▶ _YOUR TASK_: For the data below, say how many lines contain "screenshot". Only the number should be given.

(Stored entries)
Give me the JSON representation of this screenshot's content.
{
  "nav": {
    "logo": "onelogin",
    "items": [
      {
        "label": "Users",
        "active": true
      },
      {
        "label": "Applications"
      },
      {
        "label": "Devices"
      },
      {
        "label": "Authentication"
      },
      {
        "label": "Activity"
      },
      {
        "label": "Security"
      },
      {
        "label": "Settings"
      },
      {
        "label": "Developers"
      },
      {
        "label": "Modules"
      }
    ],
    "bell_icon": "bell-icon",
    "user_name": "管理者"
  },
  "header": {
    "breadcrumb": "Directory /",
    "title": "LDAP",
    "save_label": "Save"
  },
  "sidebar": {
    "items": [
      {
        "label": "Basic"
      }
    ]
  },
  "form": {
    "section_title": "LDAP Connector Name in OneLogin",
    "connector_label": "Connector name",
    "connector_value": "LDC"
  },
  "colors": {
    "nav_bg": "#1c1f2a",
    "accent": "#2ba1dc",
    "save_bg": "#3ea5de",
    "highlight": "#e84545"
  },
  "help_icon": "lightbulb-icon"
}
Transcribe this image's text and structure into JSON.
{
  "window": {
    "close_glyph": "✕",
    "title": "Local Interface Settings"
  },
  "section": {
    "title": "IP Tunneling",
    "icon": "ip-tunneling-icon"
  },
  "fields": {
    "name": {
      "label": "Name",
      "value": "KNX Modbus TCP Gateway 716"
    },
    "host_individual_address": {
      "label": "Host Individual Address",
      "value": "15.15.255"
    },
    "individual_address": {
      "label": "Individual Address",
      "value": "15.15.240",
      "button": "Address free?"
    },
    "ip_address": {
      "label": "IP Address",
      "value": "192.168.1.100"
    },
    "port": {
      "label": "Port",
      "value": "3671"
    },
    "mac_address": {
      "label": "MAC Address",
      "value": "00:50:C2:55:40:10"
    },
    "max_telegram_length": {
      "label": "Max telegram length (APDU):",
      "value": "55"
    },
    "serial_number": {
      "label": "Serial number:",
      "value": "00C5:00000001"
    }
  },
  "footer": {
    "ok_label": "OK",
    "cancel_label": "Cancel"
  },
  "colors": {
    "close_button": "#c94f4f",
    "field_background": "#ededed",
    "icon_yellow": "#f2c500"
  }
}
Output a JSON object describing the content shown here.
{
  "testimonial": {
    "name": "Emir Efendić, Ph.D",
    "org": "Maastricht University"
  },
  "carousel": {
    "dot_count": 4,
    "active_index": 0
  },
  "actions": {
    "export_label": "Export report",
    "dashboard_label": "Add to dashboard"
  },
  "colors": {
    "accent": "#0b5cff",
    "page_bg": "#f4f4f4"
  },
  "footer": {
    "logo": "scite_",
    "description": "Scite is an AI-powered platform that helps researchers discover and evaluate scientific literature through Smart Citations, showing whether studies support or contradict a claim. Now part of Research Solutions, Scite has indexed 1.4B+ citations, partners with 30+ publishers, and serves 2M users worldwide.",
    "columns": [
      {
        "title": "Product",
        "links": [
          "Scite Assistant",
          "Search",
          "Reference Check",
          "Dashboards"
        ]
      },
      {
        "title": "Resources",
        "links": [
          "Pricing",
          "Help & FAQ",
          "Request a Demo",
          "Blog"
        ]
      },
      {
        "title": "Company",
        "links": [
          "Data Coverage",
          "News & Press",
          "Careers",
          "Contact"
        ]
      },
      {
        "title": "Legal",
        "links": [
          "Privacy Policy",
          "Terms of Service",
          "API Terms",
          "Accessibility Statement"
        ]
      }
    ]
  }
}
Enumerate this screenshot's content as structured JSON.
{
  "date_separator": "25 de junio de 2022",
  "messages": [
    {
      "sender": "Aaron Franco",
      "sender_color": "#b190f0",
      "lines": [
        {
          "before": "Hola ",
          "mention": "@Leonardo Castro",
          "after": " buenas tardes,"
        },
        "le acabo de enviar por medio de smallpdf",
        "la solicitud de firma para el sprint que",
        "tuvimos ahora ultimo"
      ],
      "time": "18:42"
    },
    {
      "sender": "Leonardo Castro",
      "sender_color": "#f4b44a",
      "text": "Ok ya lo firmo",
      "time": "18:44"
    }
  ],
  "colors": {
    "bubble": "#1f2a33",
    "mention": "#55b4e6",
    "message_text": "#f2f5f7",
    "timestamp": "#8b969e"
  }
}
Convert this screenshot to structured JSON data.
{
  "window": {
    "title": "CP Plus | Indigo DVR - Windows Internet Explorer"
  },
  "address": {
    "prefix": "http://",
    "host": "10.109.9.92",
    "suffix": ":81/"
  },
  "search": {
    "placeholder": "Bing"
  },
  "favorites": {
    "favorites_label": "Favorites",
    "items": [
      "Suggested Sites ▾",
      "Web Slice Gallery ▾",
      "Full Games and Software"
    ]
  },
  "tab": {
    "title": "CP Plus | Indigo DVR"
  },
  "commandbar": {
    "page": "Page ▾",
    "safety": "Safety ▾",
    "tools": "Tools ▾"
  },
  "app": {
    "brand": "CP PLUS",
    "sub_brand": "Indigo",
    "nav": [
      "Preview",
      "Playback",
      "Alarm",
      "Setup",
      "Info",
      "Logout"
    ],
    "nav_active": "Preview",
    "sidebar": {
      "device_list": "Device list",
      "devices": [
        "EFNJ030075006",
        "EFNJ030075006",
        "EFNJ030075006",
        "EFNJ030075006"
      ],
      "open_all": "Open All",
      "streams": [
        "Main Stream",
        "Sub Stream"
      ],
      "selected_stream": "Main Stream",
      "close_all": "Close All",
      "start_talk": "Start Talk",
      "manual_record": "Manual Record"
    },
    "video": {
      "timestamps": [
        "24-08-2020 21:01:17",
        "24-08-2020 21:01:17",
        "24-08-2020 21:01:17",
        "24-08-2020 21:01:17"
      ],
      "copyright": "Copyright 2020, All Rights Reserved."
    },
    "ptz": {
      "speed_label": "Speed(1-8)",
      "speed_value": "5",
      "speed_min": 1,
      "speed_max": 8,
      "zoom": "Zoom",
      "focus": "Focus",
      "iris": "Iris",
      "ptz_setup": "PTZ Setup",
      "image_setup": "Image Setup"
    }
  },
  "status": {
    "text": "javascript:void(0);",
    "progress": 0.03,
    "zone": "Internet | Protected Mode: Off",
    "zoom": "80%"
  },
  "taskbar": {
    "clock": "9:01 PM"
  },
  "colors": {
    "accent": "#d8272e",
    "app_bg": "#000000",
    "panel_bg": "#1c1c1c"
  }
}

▶ _SOLUTION_: 3